• _TASK TO COMPLETE_: Go through the material and pull out every line with the string "Modeling" in it.

• _RECORDS FOR THIS EXERCISE_:
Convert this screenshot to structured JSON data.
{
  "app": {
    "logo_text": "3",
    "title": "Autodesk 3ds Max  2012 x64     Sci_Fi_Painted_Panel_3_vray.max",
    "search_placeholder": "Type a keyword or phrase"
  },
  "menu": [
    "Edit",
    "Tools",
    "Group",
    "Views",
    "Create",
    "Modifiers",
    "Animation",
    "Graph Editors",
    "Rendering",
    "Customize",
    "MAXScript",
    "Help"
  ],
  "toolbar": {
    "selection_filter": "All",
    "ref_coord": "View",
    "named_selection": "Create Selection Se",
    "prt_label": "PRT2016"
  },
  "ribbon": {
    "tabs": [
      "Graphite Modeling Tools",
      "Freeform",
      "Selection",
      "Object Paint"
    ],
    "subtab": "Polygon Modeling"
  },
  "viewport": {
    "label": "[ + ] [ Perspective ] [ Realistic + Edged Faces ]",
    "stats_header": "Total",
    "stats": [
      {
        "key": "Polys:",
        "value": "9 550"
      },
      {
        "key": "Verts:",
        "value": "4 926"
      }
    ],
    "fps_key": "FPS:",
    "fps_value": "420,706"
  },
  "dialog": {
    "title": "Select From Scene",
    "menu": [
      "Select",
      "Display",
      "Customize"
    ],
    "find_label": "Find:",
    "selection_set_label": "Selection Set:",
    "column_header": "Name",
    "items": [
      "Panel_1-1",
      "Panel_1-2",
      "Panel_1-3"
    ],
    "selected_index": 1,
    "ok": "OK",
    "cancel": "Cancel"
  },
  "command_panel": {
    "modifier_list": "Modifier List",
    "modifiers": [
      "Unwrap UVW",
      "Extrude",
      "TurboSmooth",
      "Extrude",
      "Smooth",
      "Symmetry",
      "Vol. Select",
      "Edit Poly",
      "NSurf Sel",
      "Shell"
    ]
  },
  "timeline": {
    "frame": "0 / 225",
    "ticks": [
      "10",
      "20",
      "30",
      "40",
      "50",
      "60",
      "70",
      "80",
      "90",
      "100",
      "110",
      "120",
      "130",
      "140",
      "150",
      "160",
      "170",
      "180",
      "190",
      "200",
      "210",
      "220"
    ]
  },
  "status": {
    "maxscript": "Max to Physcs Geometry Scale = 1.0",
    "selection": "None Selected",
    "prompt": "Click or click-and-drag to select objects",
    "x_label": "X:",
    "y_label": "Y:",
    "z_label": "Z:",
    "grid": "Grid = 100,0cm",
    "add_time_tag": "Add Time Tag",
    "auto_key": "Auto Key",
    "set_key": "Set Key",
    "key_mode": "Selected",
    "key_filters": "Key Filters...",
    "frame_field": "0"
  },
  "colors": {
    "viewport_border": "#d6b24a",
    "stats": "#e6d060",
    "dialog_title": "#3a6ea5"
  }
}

• _RESULT OF THIS TASK_:
      "Graphite Modeling Tools",
    "subtab": "Polygon Modeling"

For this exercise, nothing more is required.